In contrast to the traditional bar service, Oak & Stone encourages customers to create their own beer experience with its self-serve tap wall. Customers start a tab when their sensor-embedded bracelet is paired with a payment card. Bracelets are scanned at the tap and billed to the tab by the ounce as customers can sip their way to their favorites.
“It’s a social experience and it takes the intimidation factor out of craft beer which, from personal experience, is real,” says Seidensticker. “Customers can often end up with something they don’t like, so this allows them to experiment and taste different beers. If you taste an ounce that you don’t like, you’re only out a few cents.”
Not wholly dependent on the rising popularity of craft beer, both establishments offer full-bar service. “Besides beer there is wine and craft cocktails,” Rivera says. “We describe our menu as a no-veto menu. There is something for everyone.”
To further broaden the appeal, both Yard House and Oak & Stone claim culinary emphasis that extends beyond typical beer joint and sports bar fare.

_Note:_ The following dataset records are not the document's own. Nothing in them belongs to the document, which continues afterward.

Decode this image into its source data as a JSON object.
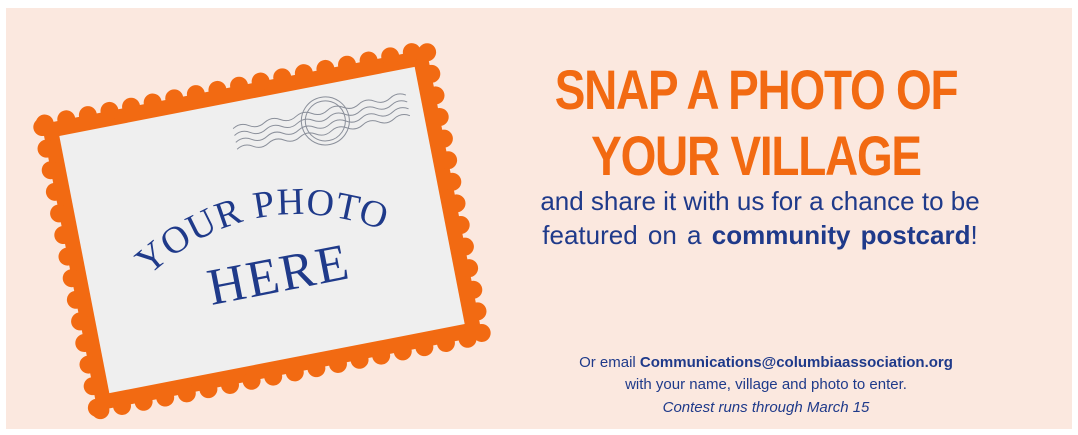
{
  "colors": {
    "background": "#fbe8df",
    "accent_orange": "#f26a12",
    "text_blue": "#1f3a8a",
    "photo_area": "#efefef",
    "postmark_gray": "#8a8f9a"
  },
  "stamp": {
    "photo_text_arc": "YOUR PHOTO",
    "photo_text_main": "HERE",
    "icon": "postmark-icon"
  },
  "headline": {
    "line1": "SNAP A PHOTO OF",
    "line2": "YOUR VILLAGE"
  },
  "subtext": {
    "line1": "and share it with us for a chance to be",
    "line2_prefix": "featured on a ",
    "line2_bold": "community postcard",
    "line2_suffix": "!"
  },
  "footer": {
    "line1_prefix": "Or email ",
    "email": "Communications@columbiaassociation.org",
    "line2": "with your name, village and photo to enter.",
    "line3": "Contest runs through March 15"
  }
}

“Walking into our building it’s home, it’s fun, it’s energetic, it’s positive,” Rivera says. “There are 30-plus TVs showing different sports events. Our service sets us apart from many others, and our menu caters to people wanting a casual experience to a presentation that’s a lot like fine dining.”
Oak & Stone, says Seidensticker, emphasizes the pairing of food and beer, adding the menu was created to complement the flavor profiles of brews from lagers to stouts.
“Ultimately my partner and I wanted a restaurant, but the beer part was such a cool part of it that we wanted to build a concept around the beer,” Seidensticker says. “In order to do that, we felt it had to be focused on the two things we wanted, one being a really large craft beer selection, and the other offering high-quality food that pairs with high-quality craft beer. We’re not a sports bar, but we have become a popular place to watch games.”
'Keep coming back'
In addition to offering more dining and entertainment options to consumers, the emergence of new beer-centric eateries help raise the profile of local craft brews. With dozens of taps to fill keg rooms they are constantly restocking and rotating selections.
“Our business is driven in large part by the local markets, and typically 75% of our beer comes from the local market,” says Seidensticker. “That allows the community around the restaurant to take a little bit of ownership of it.”
Beer doesn’t have a lengthy shelf life, however, and is effectively expired after about 75 days once in the keg. As a result, properly maintaining the volume of kegs required at establishments such as Yard House and Oak & Stone is paramount and, says Nordquist, could be the difference between success and failure.
“I went to a bar in California that had 200 taps, but the beer was so far gone it was undrinkable,” says Nordquist. “The bartender just shrugged and said it happens sometimes. That’s unacceptable. Managing those taps is a key part of your staff. So is having servers who know about the beer. It takes more training and an extra effort to have a staff that can do that, and it’s the kind of thing that will keep people coming back.”